Journal of Abnormal Psychology 1981, Vol. 90, No. 6, 546-553

Copyright 1981 by the American Psychological Association, Inc. 0021-843X/81/9006-0546$00.75

A Replicated Study of Self-Reported Changes in Psychological Absorption With Marijuana Intoxication
Department of Psychiatry and Behavioral Sciences, University of Oklahoma Health Sciences Center and Veterans Administration Medical Center, Oklahoma City, Oklahoma In a cross-validated study, when marijuana users were asked to reference marijuana experiences exclusively, absorption scores (reflecting trait capacity for total attentional involvement) increased over a standard administration. The increase could not be accounted for by a culturally stereotyped response pattern, the demand characteristics of the testing situation, or effects of repeated administrations of the scale. Thus, it appears that marijuana use is associated with increased absorption experiences. Results also suggest that the overall increase for users was not merely a group effect but accurately reflects the type of change occurring for most users. Absorption scores decreased when marijuana users were asked to exclude all drug-related experiences.

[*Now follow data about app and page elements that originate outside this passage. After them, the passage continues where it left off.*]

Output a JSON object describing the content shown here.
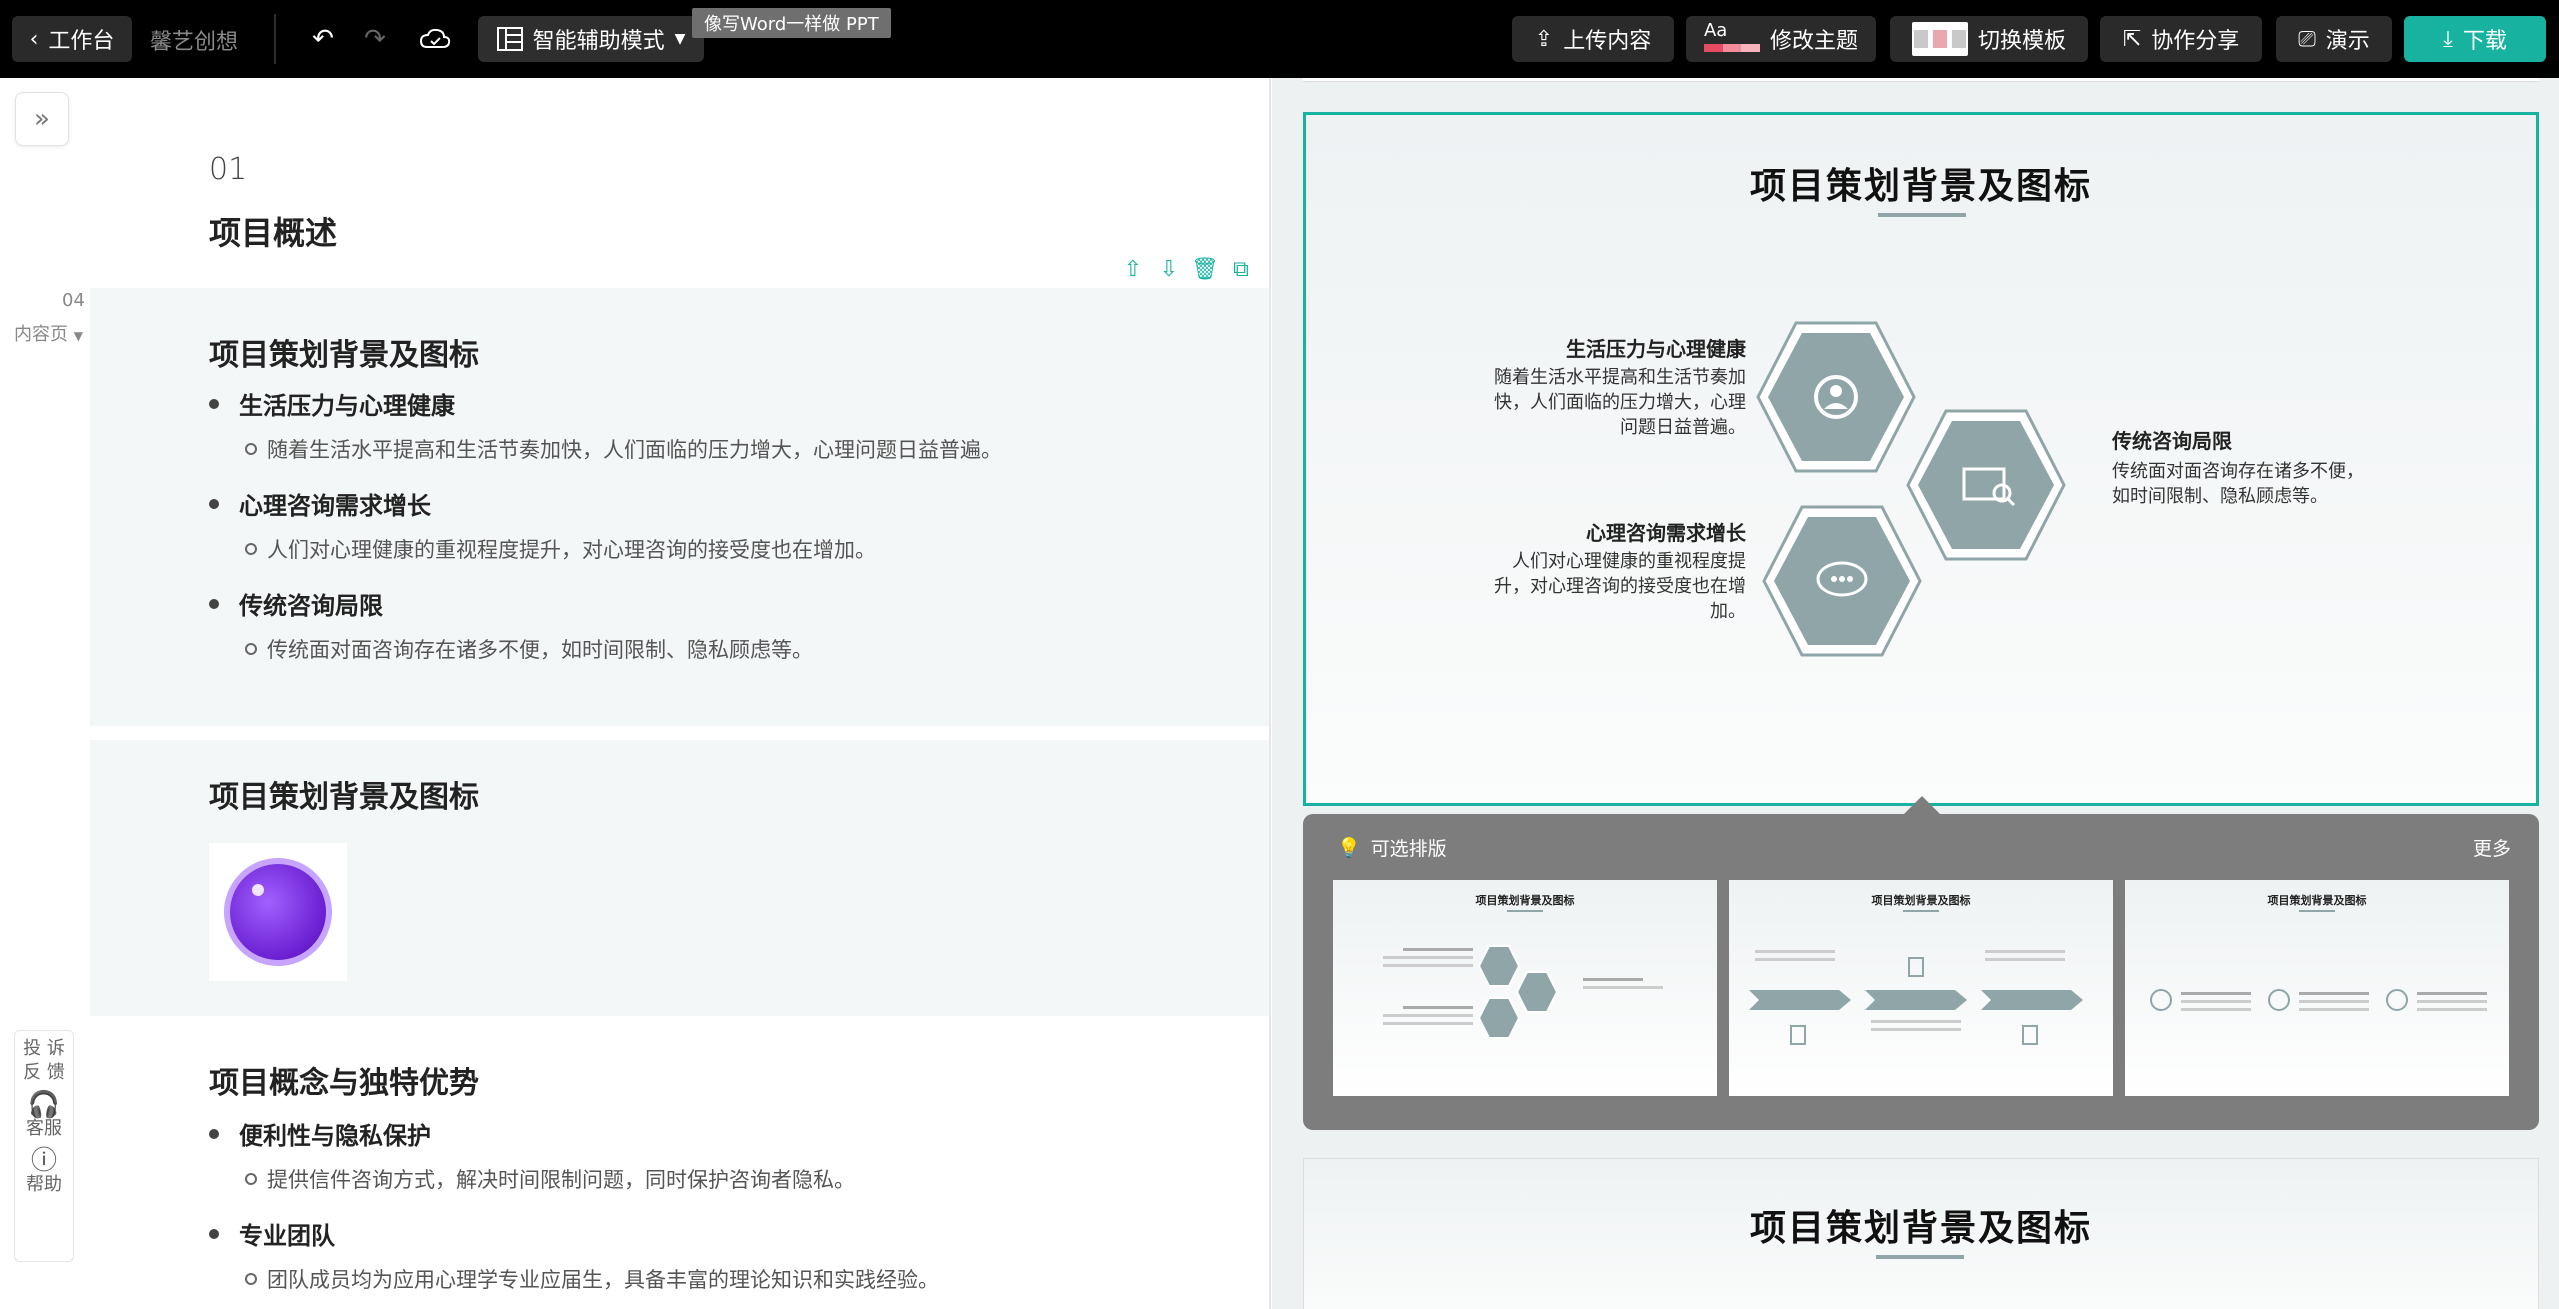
{
  "topbar": {
    "back_label": "工作台",
    "doc_name": "馨艺创想",
    "mode_label": "智能辅助模式",
    "tooltip": "像写Word一样做 PPT",
    "upload_label": "上传内容",
    "theme_aa": "Aa",
    "theme_label": "修改主题",
    "template_label": "切换模板",
    "share_label": "协作分享",
    "present_label": "演示",
    "download_label": "下载",
    "accent_color": "#17b3a0"
  },
  "editor": {
    "section_number": "01",
    "section_title": "项目概述",
    "page_number": "04",
    "page_type": "内容页",
    "block1": {
      "title": "项目策划背景及图标",
      "items": [
        {
          "label": "生活压力与心理健康",
          "detail": "随着生活水平提高和生活节奏加快，人们面临的压力增大，心理问题日益普遍。"
        },
        {
          "label": "心理咨询需求增长",
          "detail": "人们对心理健康的重视程度提升，对心理咨询的接受度也在增加。"
        },
        {
          "label": "传统咨询局限",
          "detail": "传统面对面咨询存在诸多不便，如时间限制、隐私顾虑等。"
        }
      ]
    },
    "block2": {
      "title": "项目策划背景及图标"
    },
    "block3": {
      "title": "项目概念与独特优势",
      "items": [
        {
          "label": "便利性与隐私保护",
          "detail": "提供信件咨询方式，解决时间限制问题，同时保护咨询者隐私。"
        },
        {
          "label": "专业团队",
          "detail": "团队成员均为应用心理学专业应届生，具备丰富的理论知识和实践经验。"
        }
      ]
    }
  },
  "side_tools": {
    "complaint": "投诉\n反馈",
    "complaint_l1": "投 诉",
    "complaint_l2": "反 馈",
    "service": "客服",
    "help": "帮助"
  },
  "preview": {
    "slide_title": "项目策划背景及图标",
    "items": [
      {
        "title": "生活压力与心理健康",
        "text_l1": "随着生活水平提高和生活节奏加",
        "text_l2": "快，人们面临的压力增大，心理",
        "text_l3": "问题日益普遍。"
      },
      {
        "title": "心理咨询需求增长",
        "text_l1": "人们对心理健康的重视程度提",
        "text_l2": "升，对心理咨询的接受度也在增",
        "text_l3": "加。"
      },
      {
        "title": "传统咨询局限",
        "text_l1": "传统面对面咨询存在诸多不便，",
        "text_l2": "如时间限制、隐私顾虑等。"
      }
    ],
    "hex_color": "#8fa5a8"
  },
  "layouts": {
    "header": "可选排版",
    "more": "更多",
    "thumbs": [
      {
        "title": "项目策划背景及图标"
      },
      {
        "title": "项目策划背景及图标"
      },
      {
        "title": "项目策划背景及图标"
      }
    ]
  },
  "next_slide": {
    "title": "项目策划背景及图标"
  }
}
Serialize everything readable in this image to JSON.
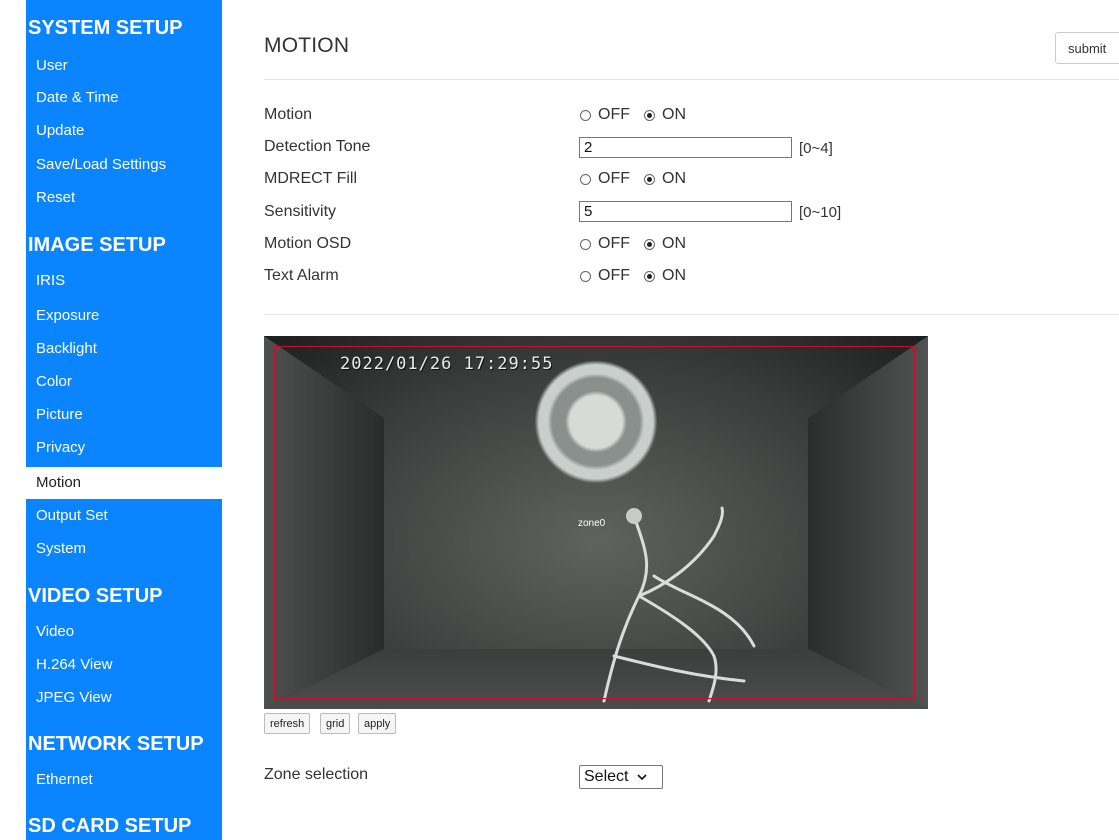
{
  "sidebar": {
    "sections": [
      {
        "title": "SYSTEM SETUP",
        "items": [
          "User",
          "Date & Time",
          "Update",
          "Save/Load Settings",
          "Reset"
        ]
      },
      {
        "title": "IMAGE SETUP",
        "items": [
          "IRIS",
          "Exposure",
          "Backlight",
          "Color",
          "Picture",
          "Privacy",
          "Motion",
          "Output Set",
          "System"
        ]
      },
      {
        "title": "VIDEO SETUP",
        "items": [
          "Video",
          "H.264 View",
          "JPEG View"
        ]
      },
      {
        "title": "NETWORK SETUP",
        "items": [
          "Ethernet"
        ]
      },
      {
        "title": "SD CARD SETUP",
        "items": []
      }
    ],
    "active_item": "Motion"
  },
  "page": {
    "title": "MOTION",
    "submit_label": "submit"
  },
  "settings": {
    "motion": {
      "label": "Motion",
      "off": "OFF",
      "on": "ON",
      "value": "ON"
    },
    "detection_tone": {
      "label": "Detection Tone",
      "value": "2",
      "range": "[0~4]"
    },
    "mdrect_fill": {
      "label": "MDRECT Fill",
      "off": "OFF",
      "on": "ON",
      "value": "ON"
    },
    "sensitivity": {
      "label": "Sensitivity",
      "value": "5",
      "range": "[0~10]"
    },
    "motion_osd": {
      "label": "Motion OSD",
      "off": "OFF",
      "on": "ON",
      "value": "ON"
    },
    "text_alarm": {
      "label": "Text Alarm",
      "off": "OFF",
      "on": "ON",
      "value": "ON"
    }
  },
  "camera": {
    "timestamp": "2022/01/26 17:29:55",
    "zone_label": "zone0",
    "zone_color": "#c8102e"
  },
  "camera_buttons": {
    "refresh": "refresh",
    "grid": "grid",
    "apply": "apply"
  },
  "zone": {
    "label": "Zone selection",
    "selected": "Select"
  },
  "colors": {
    "sidebar_bg": "#0a84ff",
    "active_bg": "#ffffff"
  }
}
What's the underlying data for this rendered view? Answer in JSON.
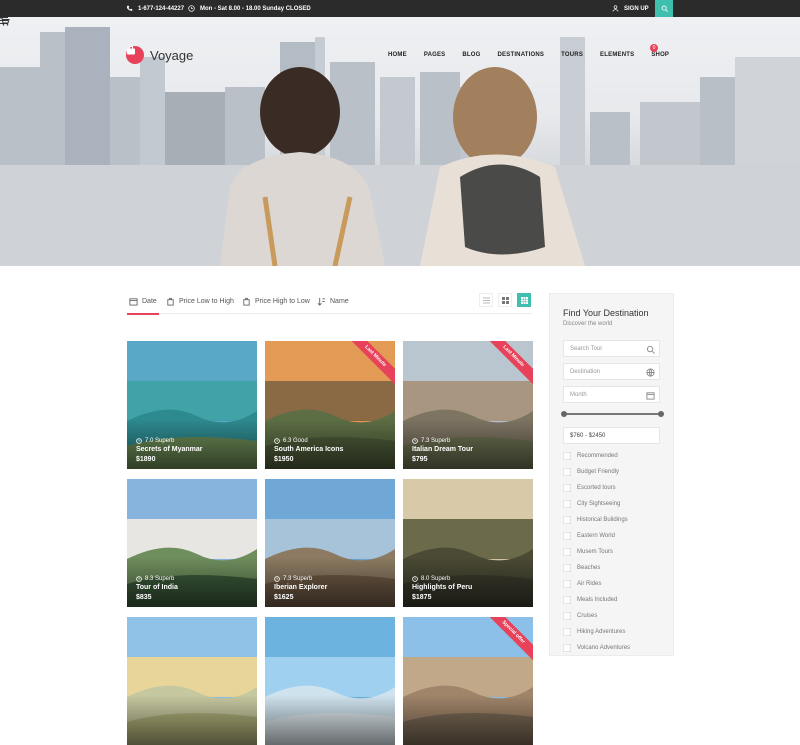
{
  "topbar": {
    "phone": "1-677-124-44227",
    "hours": "Mon - Sat 8.00 - 18.00 Sunday CLOSED",
    "signup": "SIGN UP"
  },
  "brand": {
    "name": "Voyage",
    "accent": "#e8425a",
    "teal": "#3fbfad"
  },
  "nav": {
    "items": [
      "HOME",
      "PAGES",
      "BLOG",
      "DESTINATIONS",
      "TOURS",
      "ELEMENTS",
      "SHOP"
    ],
    "cart_count": "0"
  },
  "sort": {
    "options": [
      "Date",
      "Price Low to High",
      "Price High to Low",
      "Name"
    ],
    "active": "Date"
  },
  "tours": [
    {
      "rating": "7.0 Superb",
      "title": "Secrets of Myanmar",
      "price": "$1890",
      "ribbon": ""
    },
    {
      "rating": "6.3 Good",
      "title": "South America Icons",
      "price": "$1950",
      "ribbon": "Last Minute"
    },
    {
      "rating": "7.3 Superb",
      "title": "Italian Dream Tour",
      "price": "$795",
      "ribbon": "Last Minute"
    },
    {
      "rating": "8.3 Superb",
      "title": "Tour of India",
      "price": "$835",
      "ribbon": ""
    },
    {
      "rating": "7.3 Superb",
      "title": "Iberian Explorer",
      "price": "$1625",
      "ribbon": ""
    },
    {
      "rating": "8.0 Superb",
      "title": "Highlights of Peru",
      "price": "$1875",
      "ribbon": ""
    },
    {
      "rating": "",
      "title": "",
      "price": "",
      "ribbon": ""
    },
    {
      "rating": "",
      "title": "",
      "price": "",
      "ribbon": ""
    },
    {
      "rating": "",
      "title": "",
      "price": "",
      "ribbon": "Special offer"
    }
  ],
  "sidebar": {
    "title": "Find Your Destination",
    "subtitle": "Discover the world",
    "search_placeholder": "Search Tour",
    "destination_placeholder": "Destination",
    "month_placeholder": "Month",
    "price_range": "$760 - $2450",
    "categories": [
      "Recommended",
      "Budget Friendly",
      "Escorted tours",
      "City Sightseeing",
      "Historical Buildings",
      "Eastern World",
      "Musem Tours",
      "Beaches",
      "Air Rides",
      "Meals Included",
      "Cruises",
      "Hiking Adventures",
      "Volcano Adventures"
    ]
  }
}
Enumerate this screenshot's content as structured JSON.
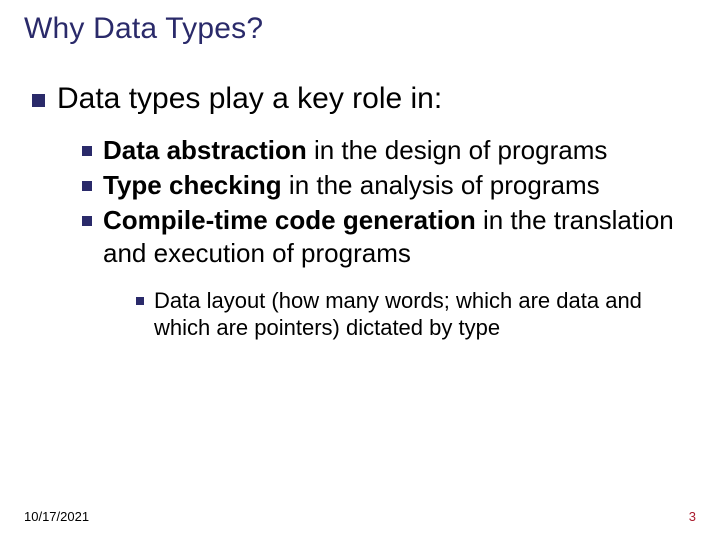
{
  "title": "Why Data Types?",
  "lvl1": {
    "text": "Data types play a key role in:"
  },
  "lvl2": [
    {
      "bold": "Data abstraction",
      "rest": " in the design of programs"
    },
    {
      "bold": "Type checking",
      "rest": " in the analysis of programs"
    },
    {
      "bold": "Compile-time code generation",
      "rest": " in the translation and execution  of programs"
    }
  ],
  "lvl3": [
    {
      "text": "Data layout (how many words; which are data and which are pointers) dictated by type"
    }
  ],
  "footer": {
    "date": "10/17/2021",
    "page": "3"
  }
}
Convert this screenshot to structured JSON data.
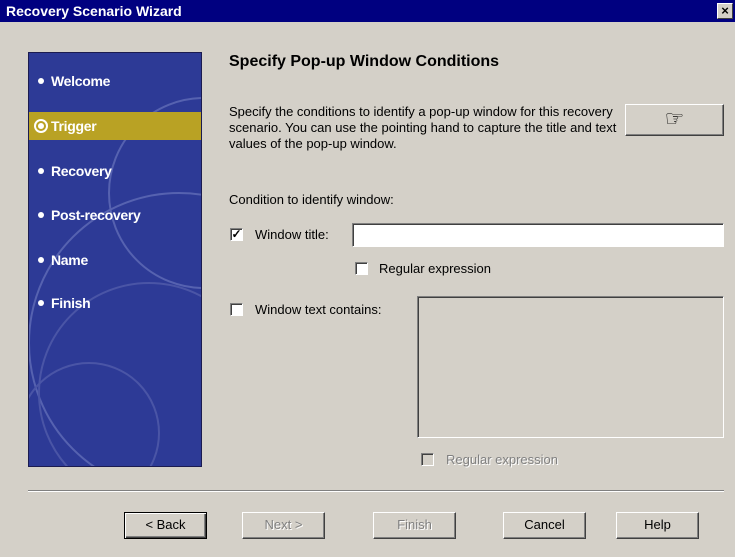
{
  "window": {
    "title": "Recovery Scenario Wizard",
    "close_glyph": "×"
  },
  "sidebar": {
    "items": [
      {
        "label": "Welcome",
        "active": false
      },
      {
        "label": "Trigger",
        "active": true
      },
      {
        "label": "Recovery",
        "active": false
      },
      {
        "label": "Post-recovery",
        "active": false
      },
      {
        "label": "Name",
        "active": false
      },
      {
        "label": "Finish",
        "active": false
      }
    ]
  },
  "main": {
    "heading": "Specify Pop-up Window Conditions",
    "description": "Specify the conditions to identify a pop-up window for this recovery scenario. You can use the pointing hand to capture the title and text values of the pop-up window.",
    "pointer_glyph": "☞",
    "condition_label": "Condition to identify window:",
    "window_title": {
      "label": "Window title:",
      "checked": true,
      "value": ""
    },
    "title_regex": {
      "label": "Regular expression",
      "checked": false
    },
    "window_text": {
      "label": "Window text contains:",
      "checked": false,
      "value": ""
    },
    "text_regex": {
      "label": "Regular expression",
      "checked": false,
      "enabled": false
    }
  },
  "footer": {
    "back": "< Back",
    "next": "Next >",
    "finish": "Finish",
    "cancel": "Cancel",
    "help": "Help"
  }
}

An item analysis revealed a subset of absorption-scale items that seem to characterize marijuana intoxication exclusively. Other results imply that the standard administration of the absorption scale carries with it ambiguities for drug users regarding whether to include drug experiences; most users apparently exclude some or all drug experiences. This effect makes it difficult to demonstrate group differences using standard administration procedures.

William D. Fabian, Jr., and Steven M. Fishkin

Research in the area of human drug use has previously focused on differences between groups of users and nonusers in the hope of either characterizing a predisposition for drug use or establishing a fundamental classification system for types of drug users. Numerous personality characteristics have...